Just as we were entering the mountain region, we met President Brigham Young and his party, who were on their way back to Winter Quarters, for their families. My Uncle John Eldredge was with the party, and he took the team I was driving and drove it into the valley. At this place Brother Heber [C]. Kimball asked my Father what he had in the way of goods and provisions for his family. On learning that we had supplies enough for our own use and to help others less fortunate, Brother Kimball promised my Father that neither he nor his family would every want for bread, and the promise was verified all through the days of privation during the settling of the valley.
From there the journey was monotonous, except for the common interest of travel, until we reached the top of the peak from which we had our first view of the Valley.
On Sept. 21, 1847, our Company reached the top of the mountains just at sunset with the rest of the train spread out behind us. It was necessary for us to descend to the foot of the mountain before dark, in order for the rest of the train to reach the top to make camp. My Father asked me if he hitched “Billy,” a riding pony which I had ridden a good deal during the journey, in front of his team, if I thought I could lead them down the side of the mountain. I thought I could alright, so the pony was saddled and I mounted. Father instructed me to hold the reins close to the bit to prevent the pony from falling if he stumbled on the rough, bushy trail, and thus I led the team of three yoke of oxen down the mountain and into the valley. Before we reached the bottom, I was so excited and nervous, the tears were streaming down my face, but father kept cheering and encouraging as he followed beside his team. When we reached the bottom, however, he confessed that he had never felt so sorry for a child in his life and said it was very clever work for a 10-year old girl. We camped at the foot of the mountain that night and
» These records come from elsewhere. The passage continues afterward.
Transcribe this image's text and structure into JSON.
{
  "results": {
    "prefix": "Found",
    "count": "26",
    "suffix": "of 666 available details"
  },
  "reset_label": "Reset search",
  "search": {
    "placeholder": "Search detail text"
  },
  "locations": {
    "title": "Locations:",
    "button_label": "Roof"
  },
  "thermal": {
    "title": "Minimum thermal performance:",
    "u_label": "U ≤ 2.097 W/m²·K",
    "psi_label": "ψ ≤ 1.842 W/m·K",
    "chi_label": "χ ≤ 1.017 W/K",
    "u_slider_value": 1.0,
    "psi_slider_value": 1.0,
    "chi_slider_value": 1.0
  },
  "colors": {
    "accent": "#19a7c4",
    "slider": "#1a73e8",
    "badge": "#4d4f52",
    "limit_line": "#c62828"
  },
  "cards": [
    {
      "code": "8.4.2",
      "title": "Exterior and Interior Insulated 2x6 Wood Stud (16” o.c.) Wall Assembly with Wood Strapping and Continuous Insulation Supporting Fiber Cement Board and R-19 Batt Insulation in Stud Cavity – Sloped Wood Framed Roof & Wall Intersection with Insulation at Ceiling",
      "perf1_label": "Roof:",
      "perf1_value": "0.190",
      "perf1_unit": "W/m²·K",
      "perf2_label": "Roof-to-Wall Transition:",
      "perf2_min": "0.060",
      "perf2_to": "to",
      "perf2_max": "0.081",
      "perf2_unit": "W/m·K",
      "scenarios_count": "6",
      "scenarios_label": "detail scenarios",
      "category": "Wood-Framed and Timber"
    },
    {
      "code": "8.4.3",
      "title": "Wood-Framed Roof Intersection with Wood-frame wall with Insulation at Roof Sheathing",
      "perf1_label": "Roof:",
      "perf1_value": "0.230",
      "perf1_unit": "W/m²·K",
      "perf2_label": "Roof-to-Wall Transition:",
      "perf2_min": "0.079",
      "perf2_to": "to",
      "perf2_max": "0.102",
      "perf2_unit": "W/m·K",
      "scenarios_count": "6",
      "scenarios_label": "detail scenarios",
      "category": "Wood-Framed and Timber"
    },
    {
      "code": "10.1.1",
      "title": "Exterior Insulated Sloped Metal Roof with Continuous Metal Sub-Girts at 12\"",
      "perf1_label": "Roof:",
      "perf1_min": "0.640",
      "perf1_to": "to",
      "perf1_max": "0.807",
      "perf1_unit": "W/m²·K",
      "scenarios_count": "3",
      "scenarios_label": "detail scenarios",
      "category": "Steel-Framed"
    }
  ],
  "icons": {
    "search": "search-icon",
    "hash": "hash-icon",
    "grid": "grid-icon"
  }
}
at mid-day of September 22, 1847, the Company rolled in and pitched camp at the North side of the old fort, where our Company built their fort as soon as possible. As soon as breakfast was over on the morning of the 22nd. camp was hurridly broken and the teams started on the last stretch of the long, long, journey. As soon as we were well on the way, I, with two other girls on horseback, left the Company to hurry on to the fort. There was no danger of us losing our way as the trail of Brother Brigham’s Company was quite plain, and better than that, we could see the smoke from the fort. As we left the train Uncle John Eldredge called after us to look out for Indians and be careful for they might get us anywhere. Tho’ it was only a joke, it served to hurry us had we been inclined to lag. As we neared the fort, I forged a little ahead of the other girls and rode into the fort first. There were three women in the first Company and two who came with the Mormon Battalion who were in the fort ahead of me, but they are all dead now, and as far as I know, there is no woman living who was in the fort before I was.
Tho’ the journey was long and fraught with anxiety, we had none of the hardships to endure, which were the lot of some of the later Companies. We had comparatively little sickness, with only one birth and one death. We had good teams and good wagons, plenty of good feed and provisions and altogether, the trip was a very pleasant one.